Most resident pay scales have not been revised for decades, nor adjusted for inflation. The meagre pay is another significant factor that exponentially amplifies all other stressors. Means of entertainment and 'getaways' that help recharge one's mind might not be affordable most of the time.
The stressors might lead to bad adaptive mechanisms resulting in overeating, poor motivation for exercise, and substance abuse, which only further jeopardizes physical and mental health. The vicious cycle that develops as an altered mental state reflects on the performance and patient care, which in turn amplifies the resident-bashing.
A number of decisions that are of paramount importance in one's social and personal life - career choices, for example, the choice of further specialization, in those bent on such pursuits - may be clouded by the already bombarded mind, and decisions taken might actually stem from desperation.
Above all, spousal pressure is a cardinal stressor that could make or break a resident's career. The long work hours, and the virtually non-existent together-hours, and the consequent physical and mental stress, are highly exhausting, and may fracture the spousal bond. A considerable percent of separations / divorces are known to occur during residency, especially in its first year, for obvious reasons.
Light at the End of the Tunnel
However bleak and gloomy my description of a resident's life may sound, I beckon the current crop of residents to discover in it the ultimate spring of knowledge and skills. This shields them from adversities and propels them to shine through and come out with flying colors. The undying fervour to embrace and master the subject of medicine and the relentless, persistent, and ever-focused passion is gargantuan in thwarting such stressors of residency. To achieve, they need to believe in themselves, and absorb the concept that the subject of medicine is bigger than the murky rungs of hierarchy and bureaucracy.

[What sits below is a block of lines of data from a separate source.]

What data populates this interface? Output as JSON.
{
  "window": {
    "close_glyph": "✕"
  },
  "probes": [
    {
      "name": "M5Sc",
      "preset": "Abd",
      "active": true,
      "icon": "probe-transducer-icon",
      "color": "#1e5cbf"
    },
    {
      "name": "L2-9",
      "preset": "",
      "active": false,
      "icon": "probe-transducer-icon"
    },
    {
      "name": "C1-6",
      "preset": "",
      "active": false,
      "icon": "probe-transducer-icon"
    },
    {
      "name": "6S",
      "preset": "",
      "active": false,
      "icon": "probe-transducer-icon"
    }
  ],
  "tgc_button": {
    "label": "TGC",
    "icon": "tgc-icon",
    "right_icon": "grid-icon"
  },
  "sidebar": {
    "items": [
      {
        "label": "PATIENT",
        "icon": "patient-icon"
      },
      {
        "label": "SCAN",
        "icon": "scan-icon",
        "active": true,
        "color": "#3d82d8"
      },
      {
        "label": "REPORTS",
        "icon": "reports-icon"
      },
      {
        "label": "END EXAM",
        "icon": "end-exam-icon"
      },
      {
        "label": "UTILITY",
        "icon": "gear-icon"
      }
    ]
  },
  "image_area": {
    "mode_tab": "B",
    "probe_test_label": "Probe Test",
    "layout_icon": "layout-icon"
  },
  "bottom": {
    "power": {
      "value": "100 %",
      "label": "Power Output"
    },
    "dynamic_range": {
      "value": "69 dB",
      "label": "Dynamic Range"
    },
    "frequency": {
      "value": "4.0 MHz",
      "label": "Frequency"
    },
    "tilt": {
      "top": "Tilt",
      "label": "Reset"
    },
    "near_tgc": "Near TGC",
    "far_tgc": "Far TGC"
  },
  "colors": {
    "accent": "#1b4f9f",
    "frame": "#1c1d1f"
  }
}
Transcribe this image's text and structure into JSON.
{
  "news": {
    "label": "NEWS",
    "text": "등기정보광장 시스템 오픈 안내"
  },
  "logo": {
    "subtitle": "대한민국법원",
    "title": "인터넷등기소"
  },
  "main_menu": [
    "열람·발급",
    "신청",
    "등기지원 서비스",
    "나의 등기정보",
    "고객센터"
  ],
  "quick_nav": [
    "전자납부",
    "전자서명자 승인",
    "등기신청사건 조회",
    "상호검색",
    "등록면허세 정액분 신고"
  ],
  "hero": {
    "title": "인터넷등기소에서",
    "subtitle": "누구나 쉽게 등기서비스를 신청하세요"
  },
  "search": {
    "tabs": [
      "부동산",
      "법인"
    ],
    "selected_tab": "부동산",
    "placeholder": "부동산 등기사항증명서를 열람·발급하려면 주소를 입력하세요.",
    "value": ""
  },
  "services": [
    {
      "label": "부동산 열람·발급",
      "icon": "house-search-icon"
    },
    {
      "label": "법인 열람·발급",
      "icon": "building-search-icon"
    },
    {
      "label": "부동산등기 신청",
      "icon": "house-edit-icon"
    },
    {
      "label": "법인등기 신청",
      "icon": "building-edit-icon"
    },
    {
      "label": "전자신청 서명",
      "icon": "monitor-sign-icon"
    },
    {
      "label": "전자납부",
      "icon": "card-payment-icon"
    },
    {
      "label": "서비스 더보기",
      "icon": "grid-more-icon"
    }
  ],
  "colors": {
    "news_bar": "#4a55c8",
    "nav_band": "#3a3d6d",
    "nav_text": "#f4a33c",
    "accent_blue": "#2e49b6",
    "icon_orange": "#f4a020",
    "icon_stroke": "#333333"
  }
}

Embracing inspiration regardless of the source, caution in clinical procedures, developing endurance, inculcating magnanimity, and putting patients' care first while perpetually updating themselves with advances in medicine, help residents gain focus and stick to ideals in an unencumbered manner.
Exercising religiously, austere discipline in time and finance management, displaying adequate gratitude, and acknowledgment for spousal / partner support, spreading cheer, unwinding in a responsible manner, proper sleep hygiene, and staying away from any kind of substance abuse are some of the ways residents can fight the formidable strain of residency.
A Request to Senior Colleagues
I would also request senior colleagues out there to understand that the output / performance from a resident is exponentially amplified if given that 'supporting shoulder' they need, while pardoning their mishaps, most of them unintentional. This only thrusts the harmonious juggernaut of medical care forward, into progress.
More than 'We've been there, we went through it too', the need of the hour may be to think 'It's all right, we are here for you'. Postgraduation, in that case, will not be a path of thorns, but a catapult projecting one's career to the heights, as it was intended to be in the first place.
Conflict of interest
This is my original, unpublished piece, not submitted for publication elsewhere.
I thank my colleagues and staff of the Internal Medicine Department, Medwin Hospital.
Questions the Paper Raises
Is there a need to understand the degree of stress medical postgraduates go through?Do ideals and aspirations change in such settings of stress?Are there ways to remedy such stress?